━━━━━ INPUT MATERIAL ━━━━━

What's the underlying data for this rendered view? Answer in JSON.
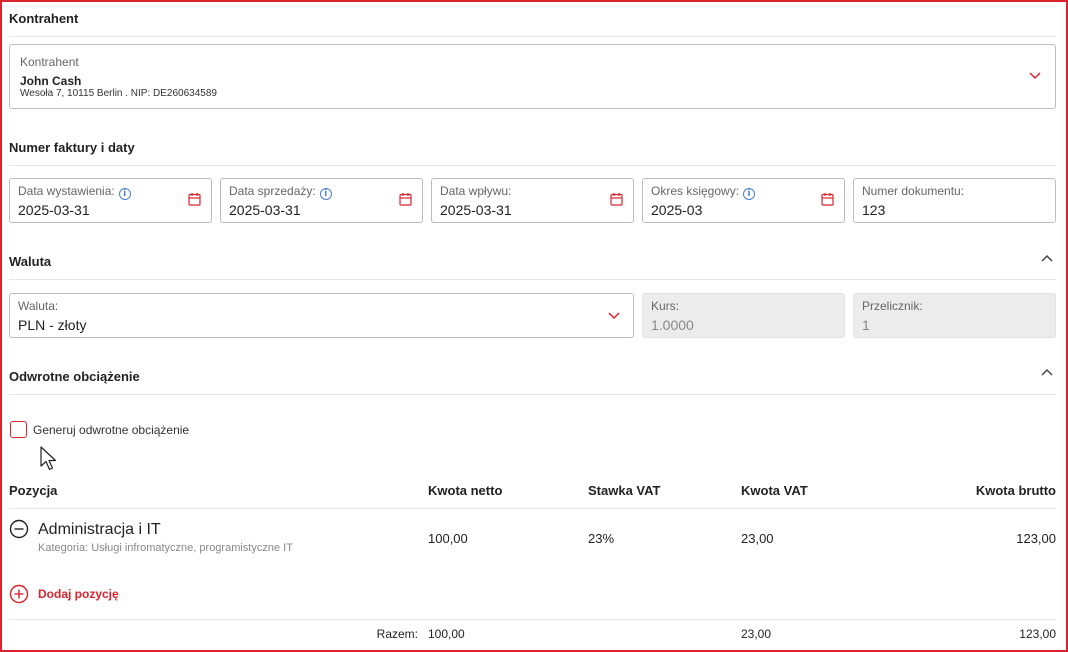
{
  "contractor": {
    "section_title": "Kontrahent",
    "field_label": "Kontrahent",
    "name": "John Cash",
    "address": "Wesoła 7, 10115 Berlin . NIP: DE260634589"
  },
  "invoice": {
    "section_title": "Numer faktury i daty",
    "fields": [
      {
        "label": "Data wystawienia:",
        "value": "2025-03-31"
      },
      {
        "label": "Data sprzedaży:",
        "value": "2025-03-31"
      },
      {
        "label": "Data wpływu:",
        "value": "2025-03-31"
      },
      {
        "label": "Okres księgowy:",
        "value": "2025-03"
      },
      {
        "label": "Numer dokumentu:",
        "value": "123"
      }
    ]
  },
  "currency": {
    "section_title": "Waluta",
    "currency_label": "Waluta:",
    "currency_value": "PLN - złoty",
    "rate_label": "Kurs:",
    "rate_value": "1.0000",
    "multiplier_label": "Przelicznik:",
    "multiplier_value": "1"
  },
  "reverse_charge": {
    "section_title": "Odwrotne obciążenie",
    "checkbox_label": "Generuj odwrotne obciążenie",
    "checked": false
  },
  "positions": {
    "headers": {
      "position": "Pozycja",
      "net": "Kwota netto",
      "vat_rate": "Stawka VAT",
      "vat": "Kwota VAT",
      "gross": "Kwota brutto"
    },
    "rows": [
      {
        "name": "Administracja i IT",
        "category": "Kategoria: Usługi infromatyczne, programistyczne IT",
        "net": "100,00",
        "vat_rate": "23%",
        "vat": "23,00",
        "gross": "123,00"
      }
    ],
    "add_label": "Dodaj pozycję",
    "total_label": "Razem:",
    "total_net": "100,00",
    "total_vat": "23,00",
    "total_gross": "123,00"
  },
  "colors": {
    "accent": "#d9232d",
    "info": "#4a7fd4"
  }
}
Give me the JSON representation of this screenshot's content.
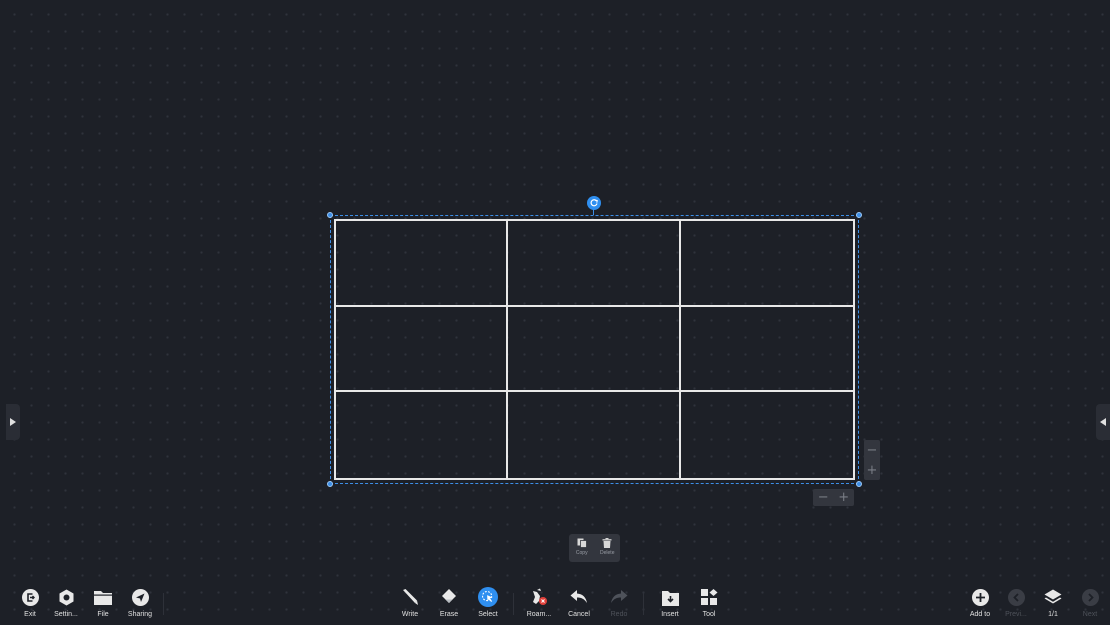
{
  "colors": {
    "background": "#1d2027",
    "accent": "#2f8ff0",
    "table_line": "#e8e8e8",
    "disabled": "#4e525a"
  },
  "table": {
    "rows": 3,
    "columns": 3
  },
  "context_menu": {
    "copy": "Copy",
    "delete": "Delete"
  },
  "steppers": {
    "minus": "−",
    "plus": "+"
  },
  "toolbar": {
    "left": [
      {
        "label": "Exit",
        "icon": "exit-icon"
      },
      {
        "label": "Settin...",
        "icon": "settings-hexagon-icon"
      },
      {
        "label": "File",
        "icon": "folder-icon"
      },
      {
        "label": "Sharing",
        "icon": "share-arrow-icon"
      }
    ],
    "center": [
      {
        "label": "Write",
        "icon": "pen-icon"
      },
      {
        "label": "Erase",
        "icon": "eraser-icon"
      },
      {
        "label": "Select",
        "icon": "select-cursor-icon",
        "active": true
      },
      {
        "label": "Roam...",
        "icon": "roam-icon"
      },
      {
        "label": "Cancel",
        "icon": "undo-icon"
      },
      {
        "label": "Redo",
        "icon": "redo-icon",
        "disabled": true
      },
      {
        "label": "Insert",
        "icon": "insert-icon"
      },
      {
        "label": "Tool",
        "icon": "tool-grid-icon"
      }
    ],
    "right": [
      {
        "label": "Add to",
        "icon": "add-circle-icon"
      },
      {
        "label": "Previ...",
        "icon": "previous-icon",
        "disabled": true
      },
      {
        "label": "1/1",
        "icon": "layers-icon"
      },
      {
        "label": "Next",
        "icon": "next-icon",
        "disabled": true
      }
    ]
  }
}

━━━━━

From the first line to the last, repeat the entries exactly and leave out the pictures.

● ANSWER BELOW:
What's the underlying data for this rendered view? Answer in JSON.
{
  "contractor": {
    "section_title": "Kontrahent",
    "field_label": "Kontrahent",
    "name": "John Cash",
    "address": "Wesoła 7, 10115 Berlin . NIP: DE260634589"
  },
  "invoice": {
    "section_title": "Numer faktury i daty",
    "fields": [
      {
        "label": "Data wystawienia:",
        "value": "2025-03-31"
      },
      {
        "label": "Data sprzedaży:",
        "value": "2025-03-31"
      },
      {
        "label": "Data wpływu:",
        "value": "2025-03-31"
      },
      {
        "label": "Okres księgowy:",
        "value": "2025-03"
      },
      {
        "label": "Numer dokumentu:",
        "value": "123"
      }
    ]
  },
  "currency": {
    "section_title": "Waluta",
    "currency_label": "Waluta:",
    "currency_value": "PLN - złoty",
    "rate_label": "Kurs:",
    "rate_value": "1.0000",
    "multiplier_label": "Przelicznik:",
    "multiplier_value": "1"
  },
  "reverse_charge": {
    "section_title": "Odwrotne obciążenie",
    "checkbox_label": "Generuj odwrotne obciążenie",
    "checked": false
  },
  "positions": {
    "headers": {
      "position": "Pozycja",
      "net": "Kwota netto",
      "vat_rate": "Stawka VAT",
      "vat": "Kwota VAT",
      "gross": "Kwota brutto"
    },
    "rows": [
      {
        "name": "Administracja i IT",
        "category": "Kategoria: Usługi infromatyczne, programistyczne IT",
        "net": "100,00",
        "vat_rate": "23%",
        "vat": "23,00",
        "gross": "123,00"
      }
    ],
    "add_label": "Dodaj pozycję",
    "total_label": "Razem:",
    "total_net": "100,00",
    "total_vat": "23,00",
    "total_gross": "123,00"
  },
  "colors": {
    "accent": "#d9232d",
    "info": "#4a7fd4"
  }
}
Give me the JSON representation of this screenshot's content.
{
  "colors": {
    "background": "#1d2027",
    "accent": "#2f8ff0",
    "table_line": "#e8e8e8",
    "disabled": "#4e525a"
  },
  "table": {
    "rows": 3,
    "columns": 3
  },
  "context_menu": {
    "copy": "Copy",
    "delete": "Delete"
  },
  "steppers": {
    "minus": "−",
    "plus": "+"
  },
  "toolbar": {
    "left": [
      {
        "label": "Exit",
        "icon": "exit-icon"
      },
      {
        "label": "Settin...",
        "icon": "settings-hexagon-icon"
      },
      {
        "label": "File",
        "icon": "folder-icon"
      },
      {
        "label": "Sharing",
        "icon": "share-arrow-icon"
      }
    ],
    "center": [
      {
        "label": "Write",
        "icon": "pen-icon"
      },
      {
        "label": "Erase",
        "icon": "eraser-icon"
      },
      {
        "label": "Select",
        "icon": "select-cursor-icon",
        "active": true
      },
      {
        "label": "Roam...",
        "icon": "roam-icon"
      },
      {
        "label": "Cancel",
        "icon": "undo-icon"
      },
      {
        "label": "Redo",
        "icon": "redo-icon",
        "disabled": true
      },
      {
        "label": "Insert",
        "icon": "insert-icon"
      },
      {
        "label": "Tool",
        "icon": "tool-grid-icon"
      }
    ],
    "right": [
      {
        "label": "Add to",
        "icon": "add-circle-icon"
      },
      {
        "label": "Previ...",
        "icon": "previous-icon",
        "disabled": true
      },
      {
        "label": "1/1",
        "icon": "layers-icon"
      },
      {
        "label": "Next",
        "icon": "next-icon",
        "disabled": true
      }
    ]
  }
}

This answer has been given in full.